Theresa May has announced a review of the sustainability of Britain’s newspaper industry in the face of falling circulations and online competition for advertising revenue.
In a speech in Manchester, the Prime Minister described the free press as “one of the foundations on which our democracy is built”, declaring: “It must be preserved.”
The closure of hundreds of titles across the UK in recent years was “dangerous for our democracy” because of the risk that voters will turn to “untrustworthy” sources for the information on which to form their views.
And it will consider action which the Government or the media industry could take to ensure a financial future for the free press.
Mrs May said: “Good quality journalism provides us with the information and analysis we need to inform our viewpoints and conduct a genuine discussion. It is a huge force for good.
“But in recent years, especially in local journalism, we’ve seen falling circulations, a hollowing-out of local newsrooms and fears for the future sustainability of high-quality journalism.
“Over 200 local papers have closed since 2005. Here in Greater Manchester, several local newspapers have closed, including the Salford Advertiser, the Trafford Advertiser and the Wilmslow Express.

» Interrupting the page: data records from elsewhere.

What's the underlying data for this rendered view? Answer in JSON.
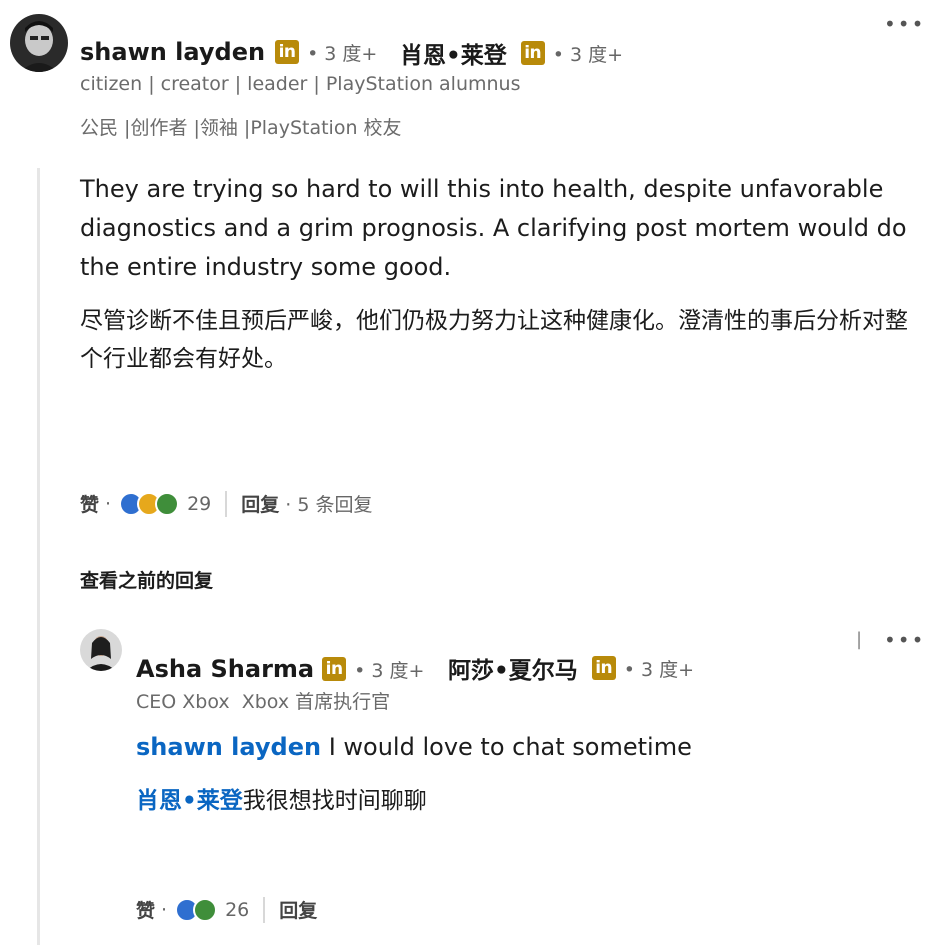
{
  "post": {
    "author_name": "shawn layden",
    "author_name_zh": "肖恩•莱登",
    "degree": "• 3 度+",
    "headline": "citizen | creator | leader | PlayStation alumnus",
    "headline_zh": "公民 |创作者 |领袖 |PlayStation 校友",
    "body_en": "They are trying so hard to will this into health, despite unfavorable diagnostics and a grim prognosis. A clarifying post mortem would do the entire industry some good.",
    "body_zh": "尽管诊断不佳且预后严峻，他们仍极力努力让这种健康化。澄清性的事后分析对整个行业都会有好处。",
    "like_label": "赞",
    "sep": "·",
    "reaction_count": "29",
    "reply_label": "回复",
    "replies_text": "· 5 条回复",
    "more_icon": "more-horizontal-icon",
    "badge": "in"
  },
  "view_previous": "查看之前的回复",
  "reply": {
    "author_name": "Asha Sharma",
    "author_name_zh": "阿莎•夏尔马",
    "degree": "• 3 度+",
    "headline": "CEO Xbox  Xbox 首席执行官",
    "mention": "shawn layden",
    "body_en": "I would love to chat sometime",
    "mention_zh": "肖恩•莱登",
    "body_zh": "我很想找时间聊聊",
    "like_label": "赞",
    "sep": "·",
    "reaction_count": "26",
    "reply_label": "回复",
    "stray_mark": "|",
    "badge": "in"
  },
  "colors": {
    "accent": "#0a66c2",
    "badge": "#b88a0a"
  }
}
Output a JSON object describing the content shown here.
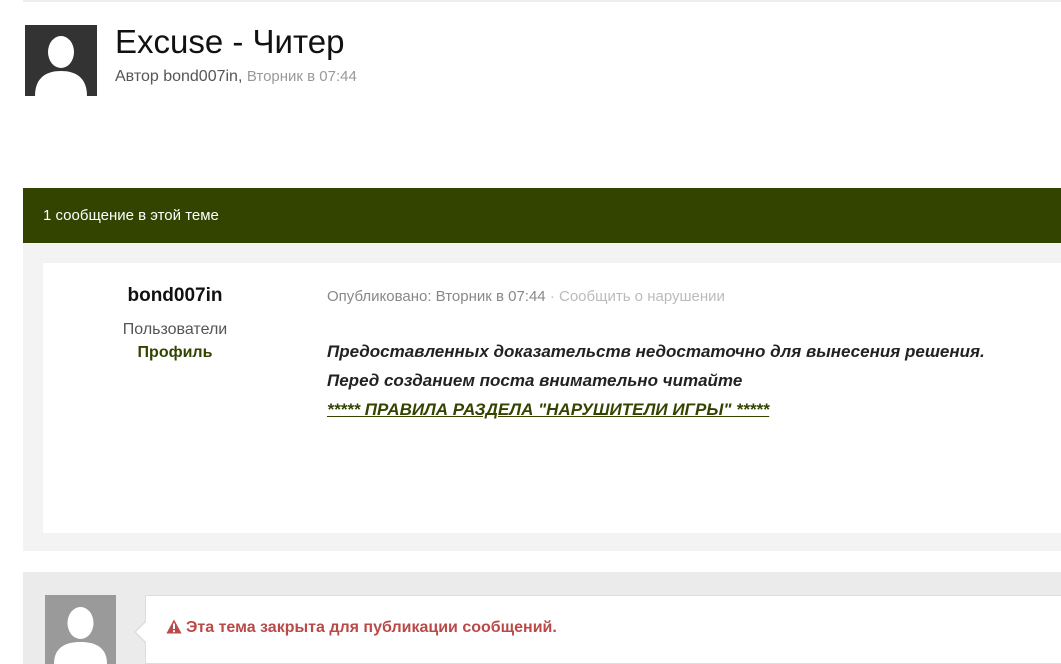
{
  "topic": {
    "title": "Excuse - Читер",
    "author_prefix": "Автор bond007in,",
    "time": "Вторник в 07:44",
    "avatar_icon": "default-user-icon"
  },
  "count_bar": {
    "label": "1 сообщение в этой теме",
    "color": "#334400"
  },
  "post": {
    "author": {
      "name": "bond007in",
      "group": "Пользователи",
      "profile_label": "Профиль"
    },
    "meta": {
      "published": "Опубликовано: Вторник в 07:44",
      "separator": "·",
      "report_label": "Сообщить о нарушении"
    },
    "lines": [
      "Предоставленных доказательств недостаточно для вынесения решения.",
      "Перед созданием поста внимательно читайте"
    ],
    "link_text": "***** ПРАВИЛА РАЗДЕЛА \"НАРУШИТЕЛИ ИГРЫ\" *****"
  },
  "reply": {
    "avatar_icon": "default-user-icon",
    "warning_icon": "warning-triangle-icon",
    "notice": "Эта тема закрыта для публикации сообщений.",
    "notice_color": "#b94a48"
  }
}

“This is dangerous for our democracy. When trusted and credible news sources decline, we can become vulnerable to news which is untrustworthy.”
“It will look at the different business models for high-quality journalism,” she said.

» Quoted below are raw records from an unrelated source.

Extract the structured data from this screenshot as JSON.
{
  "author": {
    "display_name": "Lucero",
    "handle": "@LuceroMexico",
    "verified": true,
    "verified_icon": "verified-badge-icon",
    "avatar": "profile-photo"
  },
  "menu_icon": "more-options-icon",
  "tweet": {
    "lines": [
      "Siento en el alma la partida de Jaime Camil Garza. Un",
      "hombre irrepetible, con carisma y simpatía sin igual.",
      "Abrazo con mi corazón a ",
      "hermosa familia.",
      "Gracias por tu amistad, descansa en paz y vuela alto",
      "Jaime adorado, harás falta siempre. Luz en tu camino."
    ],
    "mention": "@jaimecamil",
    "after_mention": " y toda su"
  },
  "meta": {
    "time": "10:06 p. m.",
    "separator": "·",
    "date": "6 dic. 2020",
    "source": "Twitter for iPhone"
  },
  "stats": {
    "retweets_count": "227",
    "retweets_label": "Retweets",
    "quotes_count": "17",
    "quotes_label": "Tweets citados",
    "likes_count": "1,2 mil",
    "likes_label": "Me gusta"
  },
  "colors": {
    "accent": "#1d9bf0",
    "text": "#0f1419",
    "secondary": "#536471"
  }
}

“And because digital advertising is now one of the essential sources of revenue for newspapers, the review will analyse how that supply chain operates.
“It will consider whether the creators of content are getting their fair share of advertisement revenue.
“And it will recommend whether industry or Government-led solutions can help improve the sustainability of the sector for the future.
“A free press is one of the foundations on which our democracy is built, and it must be preserved.”